    Instead of a 55%-45% vote giving 100% to the leader, the votes are allocated.

    Big evil there.

  • Barb

    I believe that the “evil” is this: these new proposals are not the same as those in Maine, etc. In this new idea–the winner of the popular vote could easily lose the election. If a candidate wins the pop vote in a state 55-45–in this new method that candidate could be awarded say 45% of the the electoral votes and the loser would get 55%. All because the “loser” came out ahead in more congressional districts. If it were just a percentage of the electoral votes based on the percentage of the pop vote–then what’s the point?

  • Richard

    Scot, I’m surprised that you continue to conflate re-districting with changes to how electoral votes are awarded to a candidate (winner take all or proportional according to district outcomes or popular vote). These are related but separate issues.

  • Joe

    Democrats are pushing for general popular vote mechanics because they tend to win popular votes (recent decades). Democrats support most of these policies in theory.

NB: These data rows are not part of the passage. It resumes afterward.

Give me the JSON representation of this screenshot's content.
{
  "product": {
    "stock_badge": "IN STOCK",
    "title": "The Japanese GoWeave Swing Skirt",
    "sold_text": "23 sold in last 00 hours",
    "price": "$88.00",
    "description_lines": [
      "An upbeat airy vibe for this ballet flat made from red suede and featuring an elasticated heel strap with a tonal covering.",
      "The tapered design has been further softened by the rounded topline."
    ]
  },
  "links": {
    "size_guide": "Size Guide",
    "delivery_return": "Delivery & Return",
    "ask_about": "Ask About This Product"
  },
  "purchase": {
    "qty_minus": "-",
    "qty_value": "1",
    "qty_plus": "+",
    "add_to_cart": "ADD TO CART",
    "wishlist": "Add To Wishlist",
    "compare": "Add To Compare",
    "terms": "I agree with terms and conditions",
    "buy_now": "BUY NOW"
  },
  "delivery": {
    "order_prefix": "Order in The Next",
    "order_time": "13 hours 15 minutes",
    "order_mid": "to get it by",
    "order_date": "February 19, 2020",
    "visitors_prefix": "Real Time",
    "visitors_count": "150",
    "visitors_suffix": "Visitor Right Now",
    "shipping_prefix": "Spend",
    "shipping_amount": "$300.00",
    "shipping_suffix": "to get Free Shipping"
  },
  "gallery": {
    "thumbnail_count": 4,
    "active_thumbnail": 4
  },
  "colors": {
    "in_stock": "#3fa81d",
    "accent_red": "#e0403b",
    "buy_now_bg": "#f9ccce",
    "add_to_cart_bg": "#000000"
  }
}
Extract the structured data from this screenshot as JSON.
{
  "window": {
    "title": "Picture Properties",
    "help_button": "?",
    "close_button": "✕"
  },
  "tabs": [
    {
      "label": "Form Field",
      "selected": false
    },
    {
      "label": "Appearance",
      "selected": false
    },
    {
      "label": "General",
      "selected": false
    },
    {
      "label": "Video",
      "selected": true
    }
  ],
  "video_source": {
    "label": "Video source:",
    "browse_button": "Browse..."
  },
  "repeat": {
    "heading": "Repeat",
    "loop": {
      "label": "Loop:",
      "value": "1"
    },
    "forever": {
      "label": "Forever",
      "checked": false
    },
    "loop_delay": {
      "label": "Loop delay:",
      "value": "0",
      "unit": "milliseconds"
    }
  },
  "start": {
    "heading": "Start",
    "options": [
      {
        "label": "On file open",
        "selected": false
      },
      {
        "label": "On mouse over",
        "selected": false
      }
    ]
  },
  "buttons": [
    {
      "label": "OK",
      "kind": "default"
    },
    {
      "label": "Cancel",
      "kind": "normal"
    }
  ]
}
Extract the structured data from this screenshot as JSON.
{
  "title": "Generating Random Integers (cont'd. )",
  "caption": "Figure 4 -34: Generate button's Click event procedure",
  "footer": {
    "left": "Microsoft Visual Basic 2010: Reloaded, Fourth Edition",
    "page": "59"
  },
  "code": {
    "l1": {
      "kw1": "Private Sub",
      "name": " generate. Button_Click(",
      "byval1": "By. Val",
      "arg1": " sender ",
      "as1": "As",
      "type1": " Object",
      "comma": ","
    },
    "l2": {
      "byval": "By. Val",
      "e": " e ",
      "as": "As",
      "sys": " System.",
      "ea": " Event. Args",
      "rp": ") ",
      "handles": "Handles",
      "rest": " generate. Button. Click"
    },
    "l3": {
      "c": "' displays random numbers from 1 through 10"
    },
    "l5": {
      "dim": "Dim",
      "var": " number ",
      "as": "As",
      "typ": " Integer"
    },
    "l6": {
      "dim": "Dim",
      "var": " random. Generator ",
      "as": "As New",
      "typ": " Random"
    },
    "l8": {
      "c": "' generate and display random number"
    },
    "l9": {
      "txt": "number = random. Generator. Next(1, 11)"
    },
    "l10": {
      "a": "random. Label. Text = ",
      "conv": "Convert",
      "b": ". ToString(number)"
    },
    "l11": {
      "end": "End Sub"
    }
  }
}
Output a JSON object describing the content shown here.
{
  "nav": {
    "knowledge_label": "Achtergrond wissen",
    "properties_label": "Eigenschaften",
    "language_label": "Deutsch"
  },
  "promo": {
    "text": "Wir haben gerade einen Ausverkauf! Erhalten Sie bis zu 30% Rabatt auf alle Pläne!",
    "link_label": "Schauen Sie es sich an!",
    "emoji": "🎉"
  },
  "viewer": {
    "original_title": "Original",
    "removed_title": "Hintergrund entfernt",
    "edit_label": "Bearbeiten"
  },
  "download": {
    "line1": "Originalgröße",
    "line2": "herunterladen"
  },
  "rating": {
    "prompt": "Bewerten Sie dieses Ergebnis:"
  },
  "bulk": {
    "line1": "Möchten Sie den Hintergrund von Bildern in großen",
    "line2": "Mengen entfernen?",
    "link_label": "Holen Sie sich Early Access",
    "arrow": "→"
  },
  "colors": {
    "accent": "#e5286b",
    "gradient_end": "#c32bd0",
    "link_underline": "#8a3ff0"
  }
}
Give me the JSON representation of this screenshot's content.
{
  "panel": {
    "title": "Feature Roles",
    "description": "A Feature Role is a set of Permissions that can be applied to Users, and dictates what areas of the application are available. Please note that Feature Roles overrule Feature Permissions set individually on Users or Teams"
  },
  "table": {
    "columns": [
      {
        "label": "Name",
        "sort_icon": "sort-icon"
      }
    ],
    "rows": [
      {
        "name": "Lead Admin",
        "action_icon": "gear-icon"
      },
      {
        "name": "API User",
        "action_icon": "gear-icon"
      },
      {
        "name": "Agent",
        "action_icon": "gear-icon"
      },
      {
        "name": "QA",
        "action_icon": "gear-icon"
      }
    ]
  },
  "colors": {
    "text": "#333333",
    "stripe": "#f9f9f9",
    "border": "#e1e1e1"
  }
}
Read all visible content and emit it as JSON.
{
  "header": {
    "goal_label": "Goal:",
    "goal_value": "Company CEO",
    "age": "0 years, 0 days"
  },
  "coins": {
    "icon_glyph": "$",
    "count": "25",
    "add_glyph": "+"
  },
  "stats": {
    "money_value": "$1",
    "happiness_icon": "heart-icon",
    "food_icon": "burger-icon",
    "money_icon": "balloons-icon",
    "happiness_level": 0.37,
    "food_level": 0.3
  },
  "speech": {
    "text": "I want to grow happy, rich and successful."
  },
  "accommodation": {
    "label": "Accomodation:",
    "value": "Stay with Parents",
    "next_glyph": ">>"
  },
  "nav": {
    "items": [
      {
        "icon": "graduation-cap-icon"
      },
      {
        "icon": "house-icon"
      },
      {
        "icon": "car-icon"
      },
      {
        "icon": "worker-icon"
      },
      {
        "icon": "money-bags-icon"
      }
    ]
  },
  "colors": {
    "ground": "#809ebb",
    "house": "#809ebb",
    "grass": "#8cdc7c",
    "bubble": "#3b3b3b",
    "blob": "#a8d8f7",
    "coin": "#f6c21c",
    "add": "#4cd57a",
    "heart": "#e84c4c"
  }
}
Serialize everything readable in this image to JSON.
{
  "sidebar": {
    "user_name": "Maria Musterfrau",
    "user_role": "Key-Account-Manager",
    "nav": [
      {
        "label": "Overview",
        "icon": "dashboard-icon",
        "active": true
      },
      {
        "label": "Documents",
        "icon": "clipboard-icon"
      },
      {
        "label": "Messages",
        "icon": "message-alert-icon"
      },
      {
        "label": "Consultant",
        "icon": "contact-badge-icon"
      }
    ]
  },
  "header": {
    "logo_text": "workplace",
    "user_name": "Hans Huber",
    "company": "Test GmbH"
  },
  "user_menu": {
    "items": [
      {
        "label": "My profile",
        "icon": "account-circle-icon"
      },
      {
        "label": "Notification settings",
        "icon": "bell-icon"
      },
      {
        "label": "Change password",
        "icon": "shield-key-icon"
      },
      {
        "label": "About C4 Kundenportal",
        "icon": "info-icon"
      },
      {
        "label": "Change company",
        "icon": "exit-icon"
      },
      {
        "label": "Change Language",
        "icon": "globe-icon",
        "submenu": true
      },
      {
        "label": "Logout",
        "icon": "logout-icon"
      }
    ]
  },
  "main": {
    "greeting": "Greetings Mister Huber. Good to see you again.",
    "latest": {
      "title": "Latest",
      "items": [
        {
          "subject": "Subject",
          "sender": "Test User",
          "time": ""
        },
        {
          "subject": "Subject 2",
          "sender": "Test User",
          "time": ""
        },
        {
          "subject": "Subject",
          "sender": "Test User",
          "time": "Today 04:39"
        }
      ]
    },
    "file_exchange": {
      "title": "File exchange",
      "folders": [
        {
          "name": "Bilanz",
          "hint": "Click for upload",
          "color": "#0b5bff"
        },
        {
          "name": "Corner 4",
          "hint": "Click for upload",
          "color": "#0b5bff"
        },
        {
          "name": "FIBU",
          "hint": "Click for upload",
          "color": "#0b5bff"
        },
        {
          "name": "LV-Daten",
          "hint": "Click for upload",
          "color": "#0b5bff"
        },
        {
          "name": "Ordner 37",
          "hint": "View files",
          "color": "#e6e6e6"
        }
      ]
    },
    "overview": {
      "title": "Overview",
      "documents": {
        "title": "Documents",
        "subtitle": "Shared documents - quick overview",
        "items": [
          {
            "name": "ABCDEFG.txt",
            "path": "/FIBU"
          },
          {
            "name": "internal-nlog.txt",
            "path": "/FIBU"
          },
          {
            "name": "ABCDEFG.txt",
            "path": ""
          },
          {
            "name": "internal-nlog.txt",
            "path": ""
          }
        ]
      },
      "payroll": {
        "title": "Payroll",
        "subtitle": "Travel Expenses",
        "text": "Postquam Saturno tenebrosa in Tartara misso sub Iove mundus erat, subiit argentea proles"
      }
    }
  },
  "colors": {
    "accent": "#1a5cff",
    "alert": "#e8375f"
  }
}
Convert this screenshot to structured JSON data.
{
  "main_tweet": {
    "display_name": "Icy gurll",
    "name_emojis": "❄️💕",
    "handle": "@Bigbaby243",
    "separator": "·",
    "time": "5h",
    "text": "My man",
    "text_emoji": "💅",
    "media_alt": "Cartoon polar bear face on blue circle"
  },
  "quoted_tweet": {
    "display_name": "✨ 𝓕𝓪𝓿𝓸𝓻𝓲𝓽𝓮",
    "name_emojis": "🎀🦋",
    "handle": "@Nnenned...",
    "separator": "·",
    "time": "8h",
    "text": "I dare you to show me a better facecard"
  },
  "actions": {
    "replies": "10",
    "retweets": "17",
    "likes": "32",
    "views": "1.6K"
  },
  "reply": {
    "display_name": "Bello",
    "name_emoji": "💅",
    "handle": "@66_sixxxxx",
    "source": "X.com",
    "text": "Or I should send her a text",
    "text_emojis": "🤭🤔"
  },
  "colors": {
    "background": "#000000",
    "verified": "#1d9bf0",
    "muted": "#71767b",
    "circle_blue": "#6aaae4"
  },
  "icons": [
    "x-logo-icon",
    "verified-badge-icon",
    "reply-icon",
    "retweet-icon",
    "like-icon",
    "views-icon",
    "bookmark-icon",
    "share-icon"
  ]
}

    Republicans are only pushing in swing states that Democrats tend to control, a brazen attempt to steal presidential elections. Asking Blue states to split their votes while Red states refuse, all in the name of fairness.

    Gerrymandering also generously favors Republicans. http://www.nytimes.com/2012/12/15/us/politics/redistricting-helped-republicans-hold-onto-congress.html?pagewanted=all&_r=0

    I have nothing against conservative politics, and little love for the Democratic party, but changing the rules is old Republican hat by now.

    This is not a bipartisan issue.

  • Jeff Y

    Well, Jesus wins. Either way. That’s my political prediction for 2016 and on. ;)

  • Johnas

    “For example, you could have an urban district that’s 80-20 Dem/GOP surrounded by three suburban or rural districts that are 55-45 GOP/Dem. The total in those four districts would still be clearly a Dem majority, but awarding the electoral college votes by district would give the majority to the GOP.”

    Exactly. And it does NOT move us toward a more pure democracy or representation based on the wishes of the people. On the contrary, it’s a clear attempt to make urban votes worth less than rural votes, cloaked in words that imply equal representation.

    I am heartened by the fact that history favors freedom and the God-given right of the people to govern themselves, however, and while the minority party can do whatever it can get away with to maintain power, such attempts always fail in the long run. This country is changing, and the parties which find themselves growing out of step with the people are better served by adapting to the environment than trying to change the environment. (See: Evolution)


CLOSE | X

HIDE | X